- The supreme vocation of the Christian is to encounter, pray and live the Word.
Encountering God through the Ancient Tradition of Lectio Divina
The Lord’s Prayer is precious to the Church, given to us by Jesus himself. Yet it can become so familiar to us that, as we recite the words from memory, we forget to meditate on the riches of the truth it contains. Praying The Our Father is designed to help us go deeper in our prayer by providing a practical tool for praying with Holy Scripture using the ancient tradition of lectio divina. A brief introduction to this kind of prayer is followed by a journal-style guide which gives the reader opportunity to pray with carefully chosen short Scripture passages as well as inspirational quotations from the Catechism, Pope Emeritus Benedict, and the saints. This prayer journal is designed for anyone who desires to grow in prayer and draw closer to our Lord.

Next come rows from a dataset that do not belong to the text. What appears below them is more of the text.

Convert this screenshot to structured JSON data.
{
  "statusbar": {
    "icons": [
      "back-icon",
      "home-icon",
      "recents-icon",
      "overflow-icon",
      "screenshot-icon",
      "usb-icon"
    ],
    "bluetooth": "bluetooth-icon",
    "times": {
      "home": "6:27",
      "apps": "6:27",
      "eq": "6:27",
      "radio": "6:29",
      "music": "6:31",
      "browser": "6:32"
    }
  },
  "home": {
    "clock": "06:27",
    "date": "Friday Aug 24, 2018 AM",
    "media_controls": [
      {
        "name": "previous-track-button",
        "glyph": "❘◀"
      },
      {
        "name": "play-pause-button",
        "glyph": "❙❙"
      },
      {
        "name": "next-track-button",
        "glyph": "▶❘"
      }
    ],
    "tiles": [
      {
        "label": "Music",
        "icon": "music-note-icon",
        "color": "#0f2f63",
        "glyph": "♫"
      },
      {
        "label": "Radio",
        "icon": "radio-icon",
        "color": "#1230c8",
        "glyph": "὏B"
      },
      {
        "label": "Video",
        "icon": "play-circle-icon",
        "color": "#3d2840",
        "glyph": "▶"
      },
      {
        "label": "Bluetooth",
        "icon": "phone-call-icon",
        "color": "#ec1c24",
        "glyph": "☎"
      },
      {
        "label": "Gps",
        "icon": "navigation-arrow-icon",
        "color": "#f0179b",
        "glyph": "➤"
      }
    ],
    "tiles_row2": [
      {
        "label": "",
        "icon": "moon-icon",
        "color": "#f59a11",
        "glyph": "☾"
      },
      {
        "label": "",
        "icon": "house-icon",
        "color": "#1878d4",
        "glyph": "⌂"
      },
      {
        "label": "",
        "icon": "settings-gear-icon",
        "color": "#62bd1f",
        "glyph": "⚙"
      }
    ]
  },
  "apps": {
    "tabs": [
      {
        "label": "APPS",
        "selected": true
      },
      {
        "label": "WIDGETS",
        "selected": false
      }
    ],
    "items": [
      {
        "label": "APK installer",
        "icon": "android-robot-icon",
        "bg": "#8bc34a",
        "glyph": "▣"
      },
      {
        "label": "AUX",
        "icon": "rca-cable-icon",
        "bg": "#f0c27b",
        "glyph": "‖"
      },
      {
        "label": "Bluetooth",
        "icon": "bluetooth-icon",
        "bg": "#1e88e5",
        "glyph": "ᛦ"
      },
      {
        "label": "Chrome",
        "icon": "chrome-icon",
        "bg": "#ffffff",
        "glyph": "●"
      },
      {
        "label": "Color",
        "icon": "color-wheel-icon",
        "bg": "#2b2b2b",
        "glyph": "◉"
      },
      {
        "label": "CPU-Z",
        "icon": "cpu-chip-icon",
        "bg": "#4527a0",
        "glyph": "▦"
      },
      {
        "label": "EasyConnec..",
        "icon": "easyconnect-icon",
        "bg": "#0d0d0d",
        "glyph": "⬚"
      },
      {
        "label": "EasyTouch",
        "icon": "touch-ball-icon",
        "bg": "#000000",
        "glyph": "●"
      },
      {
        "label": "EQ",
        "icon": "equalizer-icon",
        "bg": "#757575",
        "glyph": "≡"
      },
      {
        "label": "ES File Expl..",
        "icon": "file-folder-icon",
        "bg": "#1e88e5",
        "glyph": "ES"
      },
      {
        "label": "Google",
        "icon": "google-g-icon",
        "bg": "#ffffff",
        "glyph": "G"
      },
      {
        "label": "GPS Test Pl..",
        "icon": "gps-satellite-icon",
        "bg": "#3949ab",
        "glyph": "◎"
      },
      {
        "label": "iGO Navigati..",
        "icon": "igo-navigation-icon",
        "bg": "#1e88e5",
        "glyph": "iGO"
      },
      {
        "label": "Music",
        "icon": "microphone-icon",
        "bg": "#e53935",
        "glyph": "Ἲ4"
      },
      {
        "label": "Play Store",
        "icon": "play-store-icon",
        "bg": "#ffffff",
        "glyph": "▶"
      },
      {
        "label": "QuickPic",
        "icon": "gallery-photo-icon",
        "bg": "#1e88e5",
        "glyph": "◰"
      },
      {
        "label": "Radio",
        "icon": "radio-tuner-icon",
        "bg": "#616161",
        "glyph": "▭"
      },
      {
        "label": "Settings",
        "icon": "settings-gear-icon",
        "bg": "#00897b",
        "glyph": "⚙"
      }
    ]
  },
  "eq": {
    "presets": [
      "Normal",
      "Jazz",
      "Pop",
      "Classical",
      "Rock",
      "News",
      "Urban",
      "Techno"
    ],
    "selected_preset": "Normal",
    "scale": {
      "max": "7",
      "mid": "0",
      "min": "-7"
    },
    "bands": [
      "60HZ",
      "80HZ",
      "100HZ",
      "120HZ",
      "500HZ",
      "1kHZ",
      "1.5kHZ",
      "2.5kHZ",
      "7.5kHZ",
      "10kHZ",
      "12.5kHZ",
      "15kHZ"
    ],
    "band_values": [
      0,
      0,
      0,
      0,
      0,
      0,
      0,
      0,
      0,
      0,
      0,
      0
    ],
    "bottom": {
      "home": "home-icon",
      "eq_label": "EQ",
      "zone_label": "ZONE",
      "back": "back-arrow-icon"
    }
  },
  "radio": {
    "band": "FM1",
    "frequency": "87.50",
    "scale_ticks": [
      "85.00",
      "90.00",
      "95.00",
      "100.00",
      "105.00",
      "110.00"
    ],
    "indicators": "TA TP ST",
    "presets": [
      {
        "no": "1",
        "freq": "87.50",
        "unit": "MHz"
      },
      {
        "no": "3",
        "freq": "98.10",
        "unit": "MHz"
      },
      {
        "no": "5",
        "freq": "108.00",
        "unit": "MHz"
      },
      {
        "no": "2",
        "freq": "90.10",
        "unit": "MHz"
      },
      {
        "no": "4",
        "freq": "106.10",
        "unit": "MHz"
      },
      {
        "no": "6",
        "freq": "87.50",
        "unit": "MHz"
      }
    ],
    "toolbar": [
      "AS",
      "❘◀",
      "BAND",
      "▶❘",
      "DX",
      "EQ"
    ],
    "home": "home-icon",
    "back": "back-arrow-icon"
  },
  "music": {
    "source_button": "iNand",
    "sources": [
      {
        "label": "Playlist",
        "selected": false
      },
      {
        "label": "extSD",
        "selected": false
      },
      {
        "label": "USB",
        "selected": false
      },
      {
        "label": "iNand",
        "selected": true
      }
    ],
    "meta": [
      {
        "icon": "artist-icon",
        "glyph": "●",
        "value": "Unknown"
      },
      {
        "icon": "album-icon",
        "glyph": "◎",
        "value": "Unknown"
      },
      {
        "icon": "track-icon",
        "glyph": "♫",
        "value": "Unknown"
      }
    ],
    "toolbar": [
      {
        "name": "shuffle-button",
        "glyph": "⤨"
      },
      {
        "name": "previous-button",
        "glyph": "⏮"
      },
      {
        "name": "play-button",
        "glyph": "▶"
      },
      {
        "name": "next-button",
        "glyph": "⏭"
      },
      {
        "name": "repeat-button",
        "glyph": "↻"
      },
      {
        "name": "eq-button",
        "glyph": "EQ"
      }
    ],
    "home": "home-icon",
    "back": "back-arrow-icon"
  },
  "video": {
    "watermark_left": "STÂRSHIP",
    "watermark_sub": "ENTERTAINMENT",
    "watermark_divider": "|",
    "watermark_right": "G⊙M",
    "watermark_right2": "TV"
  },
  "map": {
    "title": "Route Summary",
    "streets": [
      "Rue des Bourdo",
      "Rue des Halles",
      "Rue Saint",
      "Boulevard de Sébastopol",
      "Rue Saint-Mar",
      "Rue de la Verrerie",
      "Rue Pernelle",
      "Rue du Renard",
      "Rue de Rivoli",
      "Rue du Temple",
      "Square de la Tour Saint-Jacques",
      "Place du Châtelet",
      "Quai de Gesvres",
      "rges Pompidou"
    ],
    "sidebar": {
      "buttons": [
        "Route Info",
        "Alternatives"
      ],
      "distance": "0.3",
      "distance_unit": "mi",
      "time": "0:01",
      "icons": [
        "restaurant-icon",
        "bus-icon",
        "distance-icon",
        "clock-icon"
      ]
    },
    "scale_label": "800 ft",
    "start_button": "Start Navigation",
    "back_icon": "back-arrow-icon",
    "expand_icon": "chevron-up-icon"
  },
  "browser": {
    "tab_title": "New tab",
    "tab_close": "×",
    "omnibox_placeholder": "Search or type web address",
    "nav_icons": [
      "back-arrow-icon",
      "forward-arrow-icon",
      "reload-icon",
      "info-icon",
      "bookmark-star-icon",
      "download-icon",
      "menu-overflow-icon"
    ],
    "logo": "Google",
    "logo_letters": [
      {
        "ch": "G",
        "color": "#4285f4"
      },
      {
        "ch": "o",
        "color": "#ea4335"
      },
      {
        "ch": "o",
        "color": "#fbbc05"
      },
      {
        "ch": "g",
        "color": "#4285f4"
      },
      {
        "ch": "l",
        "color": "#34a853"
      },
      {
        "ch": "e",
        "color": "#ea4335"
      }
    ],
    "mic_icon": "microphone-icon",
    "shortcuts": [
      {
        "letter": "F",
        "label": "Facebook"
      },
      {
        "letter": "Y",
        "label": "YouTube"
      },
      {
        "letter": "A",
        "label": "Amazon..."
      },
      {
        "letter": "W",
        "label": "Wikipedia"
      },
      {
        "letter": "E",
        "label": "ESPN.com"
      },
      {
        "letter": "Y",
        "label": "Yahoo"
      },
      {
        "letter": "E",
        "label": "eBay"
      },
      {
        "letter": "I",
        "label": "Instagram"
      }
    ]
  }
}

“Praying The Our Father” is the seventh in the Lectio Divina Catholic Prayer Journal Series©. Other volumes include, “Encountering God in Holy Scripture,” “Praying The Mysteries of the Rosary,” “Praying The Stations of the Cross,” “Jesus Christ, the Word Made Flesh,” “Praying with St. Paul,” and “Praying The Apostles’ Creed.”